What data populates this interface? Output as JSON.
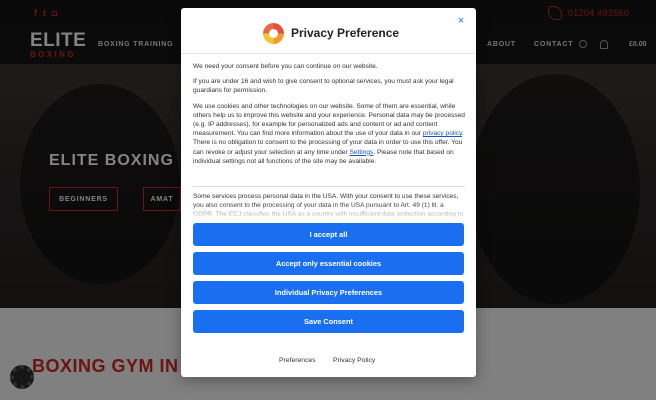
{
  "site": {
    "social_icons": [
      {
        "name": "facebook-icon",
        "glyph": "f"
      },
      {
        "name": "twitter-icon",
        "glyph": "t"
      },
      {
        "name": "instagram-icon",
        "glyph": "◘"
      }
    ],
    "phone": "01204 493560",
    "logo": {
      "main": "ELITE",
      "sub": "BOXING"
    },
    "nav": {
      "boxing_training": "BOXING TRAINING",
      "about": "ABOUT",
      "contact": "CONTACT",
      "cart": "£0.00"
    },
    "hero": {
      "title": "ELITE BOXING",
      "btn_beginners": "BEGINNERS",
      "btn_amateur": "AMAT"
    },
    "lower": {
      "title": "BOXING GYM IN B"
    },
    "colors": {
      "brand_red": "#c4281c",
      "primary_blue": "#1a6ff0"
    }
  },
  "modal": {
    "title": "Privacy Preference",
    "close": "×",
    "p1": "We need your consent before you can continue on our website.",
    "p2": "If you are under 16 and wish to give consent to optional services, you must ask your legal guardians for permission.",
    "p3a": "We use cookies and other technologies on our website. Some of them are essential, while others help us to improve this website and your experience. Personal data may be processed (e.g. IP addresses), for example for personalized ads and content or ad and content measurement. You can find more information about the use of your data in our",
    "p3_link1": "privacy policy",
    "p3b": ". There is no obligation to consent to the processing of your data in order to use this offer. You can revoke or adjust your selection at any time under",
    "p3_link2": "Settings",
    "p3c": ". Please note that based on individual settings not all functions of the site may be available.",
    "p4": "Some services process personal data in the USA. With your consent to use these services, you also consent to the processing of your data in the USA pursuant to Art. 49 (1) lit. a GDPR. The ECJ classifies the USA as a country with insufficient data protection according to EU standards. For example, there is a risk that U.S. authorities will process",
    "buttons": {
      "accept_all": "I accept all",
      "essential_only": "Accept only essential cookies",
      "individual": "Individual Privacy Preferences",
      "save": "Save Consent"
    },
    "footer": {
      "preferences": "Preferences",
      "privacy_policy": "Privacy Policy"
    }
  }
}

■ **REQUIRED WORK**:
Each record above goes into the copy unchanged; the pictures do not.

■ **PROBLEM SOLUTION**:
What data populates this interface? Output as JSON.
{
  "site": {
    "social_icons": [
      {
        "name": "facebook-icon",
        "glyph": "f"
      },
      {
        "name": "twitter-icon",
        "glyph": "t"
      },
      {
        "name": "instagram-icon",
        "glyph": "◘"
      }
    ],
    "phone": "01204 493560",
    "logo": {
      "main": "ELITE",
      "sub": "BOXING"
    },
    "nav": {
      "boxing_training": "BOXING TRAINING",
      "about": "ABOUT",
      "contact": "CONTACT",
      "cart": "£0.00"
    },
    "hero": {
      "title": "ELITE BOXING",
      "btn_beginners": "BEGINNERS",
      "btn_amateur": "AMAT"
    },
    "lower": {
      "title": "BOXING GYM IN B"
    },
    "colors": {
      "brand_red": "#c4281c",
      "primary_blue": "#1a6ff0"
    }
  },
  "modal": {
    "title": "Privacy Preference",
    "close": "×",
    "p1": "We need your consent before you can continue on our website.",
    "p2": "If you are under 16 and wish to give consent to optional services, you must ask your legal guardians for permission.",
    "p3a": "We use cookies and other technologies on our website. Some of them are essential, while others help us to improve this website and your experience. Personal data may be processed (e.g. IP addresses), for example for personalized ads and content or ad and content measurement. You can find more information about the use of your data in our",
    "p3_link1": "privacy policy",
    "p3b": ". There is no obligation to consent to the processing of your data in order to use this offer. You can revoke or adjust your selection at any time under",
    "p3_link2": "Settings",
    "p3c": ". Please note that based on individual settings not all functions of the site may be available.",
    "p4": "Some services process personal data in the USA. With your consent to use these services, you also consent to the processing of your data in the USA pursuant to Art. 49 (1) lit. a GDPR. The ECJ classifies the USA as a country with insufficient data protection according to EU standards. For example, there is a risk that U.S. authorities will process",
    "buttons": {
      "accept_all": "I accept all",
      "essential_only": "Accept only essential cookies",
      "individual": "Individual Privacy Preferences",
      "save": "Save Consent"
    },
    "footer": {
      "preferences": "Preferences",
      "privacy_policy": "Privacy Policy"
    }
  }
}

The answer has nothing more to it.